Defined Benefit versus Defined Contribution Pension Plans
A version of this commentary appeared in the Globe and Mail, Winnipeg Free Press and Montréal Gazette
Even an actuary like me knows that starting a discussion about pension plans at a social gathering is a conversation ender. And yet, recently two of Canada’s largest unions (Air Canada and Canada Post) were on strike to save their Defined Benefit pension plans against the wishes of the employer to switch new employees to Defined Contribution plans.
What are these plans all about and why all the fuss?
As the name implies, a Defined Benefit pension plan promises to pay you a Defined Benefit when you retire. This can be a flat benefit plan (e.g., you get a pension that pays you $1000 a year in retirement for every year of employment — if you have 30 years of service you get $30,000 a year). Or it can pay out a percentage of your salary just prior to retirement (e.g., you get a pension that pays you 1.5% of your final average pay for every year of employment — if you have 30 years of service, you get 45% of your final average pay). So, in a Defined Benefit plan, you know what annual benefit you will receive in retirement and, thus, you have a very good idea of how much more you need to save on your own to be fully secure.

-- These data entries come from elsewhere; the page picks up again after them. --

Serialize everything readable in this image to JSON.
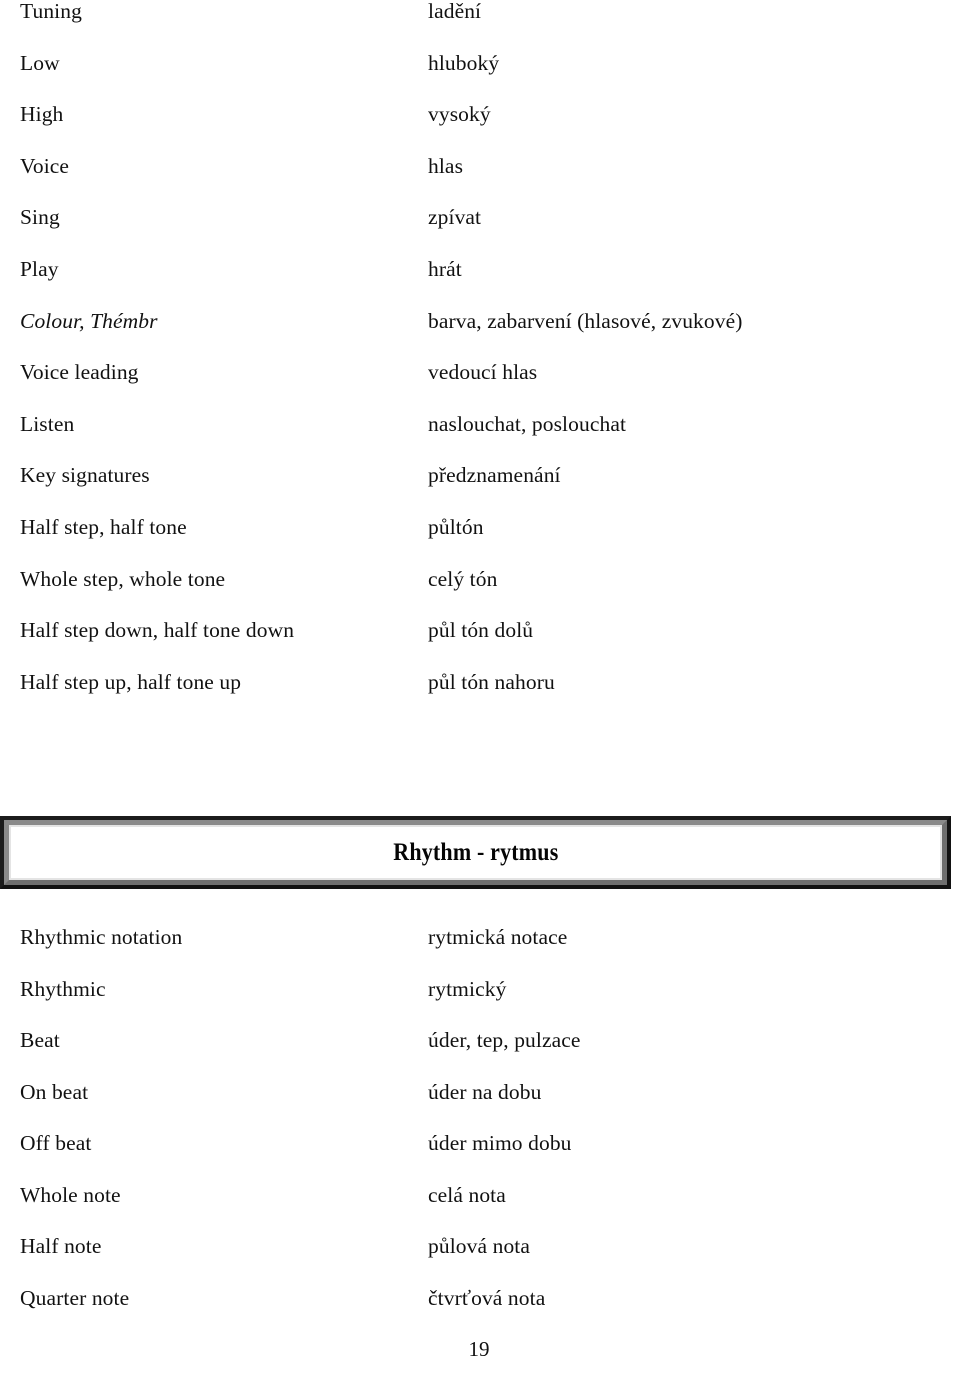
{
  "document": {
    "page_number": "19"
  },
  "sections": [
    {
      "id": "pitch-voice",
      "entries": [
        {
          "term": "Tuning",
          "translation": "ladění",
          "italic": false
        },
        {
          "term": "Low",
          "translation": "hluboký",
          "italic": false
        },
        {
          "term": "High",
          "translation": "vysoký",
          "italic": false
        },
        {
          "term": "Voice",
          "translation": "hlas",
          "italic": false
        },
        {
          "term": "Sing",
          "translation": "zpívat",
          "italic": false
        },
        {
          "term": "Play",
          "translation": "hrát",
          "italic": false
        },
        {
          "term": "Colour, Thémbr",
          "translation": "barva, zabarvení (hlasové, zvukové)",
          "italic": true
        },
        {
          "term": "Voice leading",
          "translation": "vedoucí hlas",
          "italic": false
        },
        {
          "term": "Listen",
          "translation": "naslouchat, poslouchat",
          "italic": false
        },
        {
          "term": "Key signatures",
          "translation": "předznamenání",
          "italic": false
        },
        {
          "term": "Half step, half tone",
          "translation": "půltón",
          "italic": false
        },
        {
          "term": "Whole step, whole tone",
          "translation": "celý tón",
          "italic": false
        },
        {
          "term": "Half step down, half tone down",
          "translation": "půl tón dolů",
          "italic": false
        },
        {
          "term": "Half step up, half tone up",
          "translation": "půl tón nahoru",
          "italic": false
        }
      ]
    },
    {
      "id": "rhythm",
      "header": "Rhythm - rytmus",
      "entries": [
        {
          "term": "Rhythmic notation",
          "translation": "rytmická notace",
          "italic": false
        },
        {
          "term": "Rhythmic",
          "translation": "rytmický",
          "italic": false
        },
        {
          "term": "Beat",
          "translation": "úder, tep, pulzace",
          "italic": false
        },
        {
          "term": "On beat",
          "translation": "úder na dobu",
          "italic": false
        },
        {
          "term": "Off beat",
          "translation": "úder mimo dobu",
          "italic": false
        },
        {
          "term": "Whole note",
          "translation": "celá nota",
          "italic": false
        },
        {
          "term": "Half note",
          "translation": "půlová nota",
          "italic": false
        },
        {
          "term": "Quarter note",
          "translation": "čtvrťová nota",
          "italic": false
        }
      ]
    }
  ]
}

The funding risks of a Defined Benefit plan are carried by the employer (although in the long term, higher pension costs could force wages down). And the present environment packs a triple whammy of bad news for these employers. First, interest rates are very low. So the value today of retirement income to be paid many years in the future is not as significantly discounted (e.g., at 4% versus 8%). Second, because of the financial crisis of 2008/09 and the mediocre recovery, pension plan assets are worth less than they were expected to be and pension plans are in the hole — i.e., they owe more money to their employees than they have in the plan, (Air Canada has a $2.1B deficit and $3.2B for Canada Post). Third, people are living longer and this means they collect pensions longer and company costs go up. Adding to the concerns is the ratio of retirees to active workers that is now about 1 to 1 in both Air Canada and Canada Post. This matters because the cash flow needed to pay benefits must come from worker contributions and investment returns. With the growing ratio of retirees to workers, the plan becomes more dependent on investment returns that are low today.

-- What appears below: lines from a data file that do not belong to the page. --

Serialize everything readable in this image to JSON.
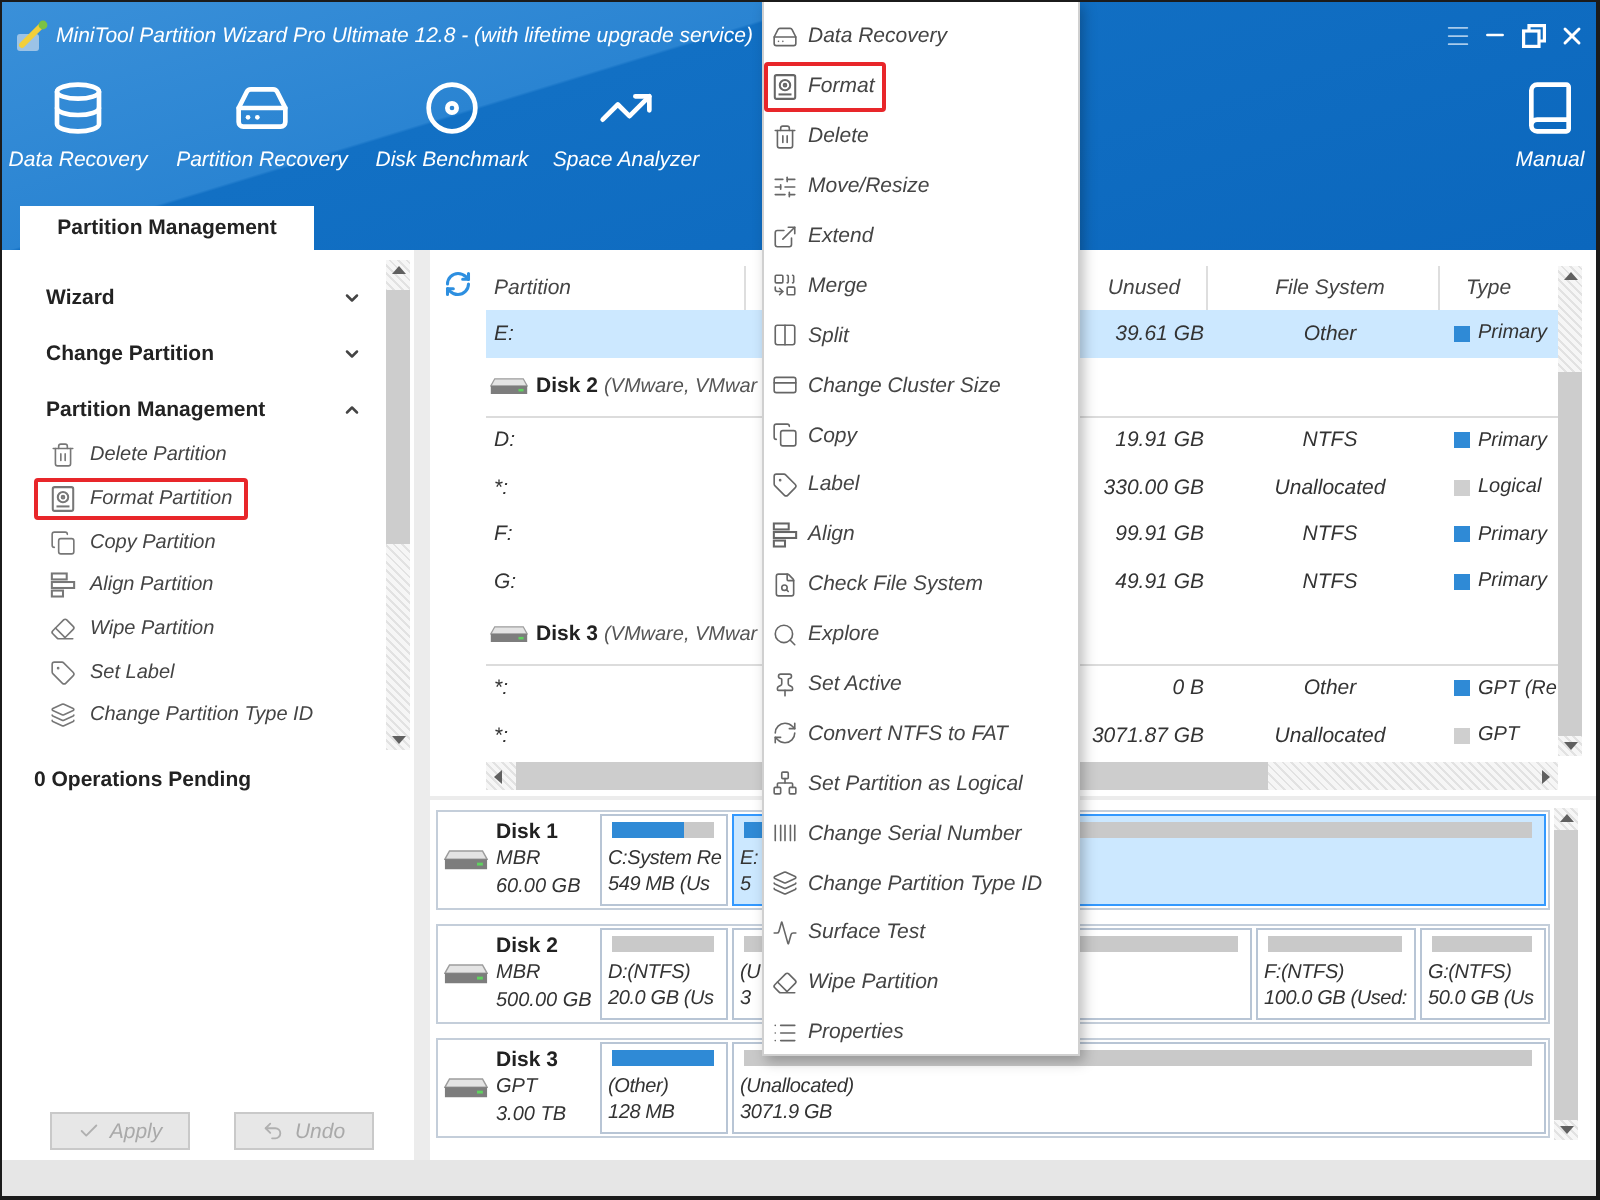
{
  "window": {
    "title": "MiniTool Partition Wizard Pro Ultimate 12.8 - (with lifetime upgrade service)"
  },
  "toolbar": {
    "items": [
      {
        "label": "Data Recovery"
      },
      {
        "label": "Partition Recovery"
      },
      {
        "label": "Disk Benchmark"
      },
      {
        "label": "Space Analyzer"
      }
    ],
    "manual": {
      "label": "Manual"
    }
  },
  "tabs": [
    {
      "label": "Partition Management",
      "selected": true
    }
  ],
  "sidebar": {
    "sections": [
      {
        "title": "Wizard",
        "expanded": false
      },
      {
        "title": "Change Partition",
        "expanded": false
      },
      {
        "title": "Partition Management",
        "expanded": true,
        "items": [
          {
            "label": "Delete Partition",
            "highlighted": false
          },
          {
            "label": "Format Partition",
            "highlighted": true
          },
          {
            "label": "Copy Partition",
            "highlighted": false
          },
          {
            "label": "Align Partition",
            "highlighted": false
          },
          {
            "label": "Wipe Partition",
            "highlighted": false
          },
          {
            "label": "Set Label",
            "highlighted": false
          },
          {
            "label": "Change Partition Type ID",
            "highlighted": false
          }
        ]
      }
    ],
    "pending": "0 Operations Pending",
    "buttons": [
      {
        "label": "Apply",
        "disabled": true
      },
      {
        "label": "Undo",
        "disabled": true
      }
    ]
  },
  "table": {
    "columns": [
      "Partition",
      "Unused",
      "File System",
      "Type"
    ],
    "rows": [
      {
        "kind": "partition",
        "partition": "E:",
        "unused": "39.61 GB",
        "file_system": "Other",
        "type": "Primary",
        "color": "#2f8ad6",
        "selected": true
      },
      {
        "kind": "disk",
        "name": "Disk 2",
        "detail": "(VMware, VMwar"
      },
      {
        "kind": "partition",
        "partition": "D:",
        "unused": "19.91 GB",
        "file_system": "NTFS",
        "type": "Primary",
        "color": "#2f8ad6",
        "selected": false
      },
      {
        "kind": "partition",
        "partition": "*:",
        "unused": "330.00 GB",
        "file_system": "Unallocated",
        "type": "Logical",
        "color": "#cfcfcf",
        "selected": false
      },
      {
        "kind": "partition",
        "partition": "F:",
        "unused": "99.91 GB",
        "file_system": "NTFS",
        "type": "Primary",
        "color": "#2f8ad6",
        "selected": false
      },
      {
        "kind": "partition",
        "partition": "G:",
        "unused": "49.91 GB",
        "file_system": "NTFS",
        "type": "Primary",
        "color": "#2f8ad6",
        "selected": false
      },
      {
        "kind": "disk",
        "name": "Disk 3",
        "detail": "(VMware, VMwar"
      },
      {
        "kind": "partition",
        "partition": "*:",
        "unused": "0 B",
        "file_system": "Other",
        "type": "GPT (Re",
        "color": "#2f8ad6",
        "selected": false
      },
      {
        "kind": "partition",
        "partition": "*:",
        "unused": "3071.87 GB",
        "file_system": "Unallocated",
        "type": "GPT",
        "color": "#cfcfcf",
        "selected": false
      }
    ]
  },
  "disk_map": {
    "disks": [
      {
        "name": "Disk 1",
        "scheme": "MBR",
        "size": "60.00 GB",
        "partitions": [
          {
            "label": "C:System Re",
            "size": "549 MB (Us",
            "level": 0.7,
            "selected": false
          },
          {
            "label": "E:",
            "size": "5",
            "level": 0.34,
            "selected": true
          }
        ]
      },
      {
        "name": "Disk 2",
        "scheme": "MBR",
        "size": "500.00 GB",
        "partitions": [
          {
            "label": "D:(NTFS)",
            "size": "20.0 GB (Us",
            "level": 0,
            "selected": false
          },
          {
            "label": "(U",
            "size": "3",
            "level": 0,
            "selected": false
          },
          {
            "label": "F:(NTFS)",
            "size": "100.0 GB (Used:",
            "level": 0,
            "selected": false
          },
          {
            "label": "G:(NTFS)",
            "size": "50.0 GB (Us",
            "level": 0,
            "selected": false
          }
        ]
      },
      {
        "name": "Disk 3",
        "scheme": "GPT",
        "size": "3.00 TB",
        "partitions": [
          {
            "label": "(Other)",
            "size": "128 MB",
            "level": 1,
            "selected": false
          },
          {
            "label": "(Unallocated)",
            "size": "3071.9 GB",
            "level": 0,
            "selected": false
          }
        ]
      }
    ]
  },
  "context_menu": {
    "items": [
      {
        "label": "Data Recovery",
        "highlighted": false
      },
      {
        "label": "Format",
        "highlighted": true
      },
      {
        "label": "Delete",
        "highlighted": false
      },
      {
        "label": "Move/Resize",
        "highlighted": false
      },
      {
        "label": "Extend",
        "highlighted": false
      },
      {
        "label": "Merge",
        "highlighted": false
      },
      {
        "label": "Split",
        "highlighted": false
      },
      {
        "label": "Change Cluster Size",
        "highlighted": false
      },
      {
        "label": "Copy",
        "highlighted": false
      },
      {
        "label": "Label",
        "highlighted": false
      },
      {
        "label": "Align",
        "highlighted": false
      },
      {
        "label": "Check File System",
        "highlighted": false
      },
      {
        "label": "Explore",
        "highlighted": false
      },
      {
        "label": "Set Active",
        "highlighted": false
      },
      {
        "label": "Convert NTFS to FAT",
        "highlighted": false
      },
      {
        "label": "Set Partition as Logical",
        "highlighted": false
      },
      {
        "label": "Change Serial Number",
        "highlighted": false
      },
      {
        "label": "Change Partition Type ID",
        "highlighted": false
      },
      {
        "label": "Surface Test",
        "highlighted": false
      },
      {
        "label": "Wipe Partition",
        "highlighted": false
      },
      {
        "label": "Properties",
        "highlighted": false
      }
    ]
  }
}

In these Defined Benefit plans, the worker has a defined benefit and increased costs are the responsibility of the employer. This is bad news today. Of course, if the economy improves and investment rates are up, good times for the employer could return.
The opposite is true for Defined Contribution plans. Again, as the name implies, in a Defined Contribution pension plan, it is the contribution that is defined with no commitment to how much will be paid out in retirement. For example, the plan may provide that the employer will contribute $1 to the pension plan per hour of work. Or it could state that the employer will contribute 5% of an individual’s pay into the plan. However, once the employer makes the contribution that is the end of the employer’s responsibility. If the stock market crashes or interest rates on investments are low, the worker will have a lower asset pool at retirement and, thus, lower income post retirement. Thus, the worker has no idea until very close to retirement what income to expect and how much more to save on their own. Just imagine the difference between retiring in 2007 versus 2009.
It is further true that even if investments work out as hoped for, the new Defined Contribution pension plans being offered by Air Canada and Canada Post should not be expected to result in benefits as large as the Defined Benefit plans they want to close. For the level of benefits now promised to Air Canada and Canada Post workers, employer contributions in excess of 10% of pay would be expected in today’s climate. One would not anticipate the new Defined Contribution plans being that rich.
So, the benefits being negotiated are important and real. Management will continue to attempt to pass the pension risks over to the workers by using Defined Contribution plans and workers will work equally hard to retain their Defined Benefits.
That’s the reason for all the fuss.
Robert Brown was Professor of Actuarial Science at the University of Waterloo for 39 years and a past President of the Canadian Institute of Actuaries. He is currently an expert advisor with EvidenceNetwork.ca, a comprehensive and non-partisan online resource designed to help journalists covering health policy issues in Canada.
This work is licensed under a Creative Commons Attribution 4.0 International License.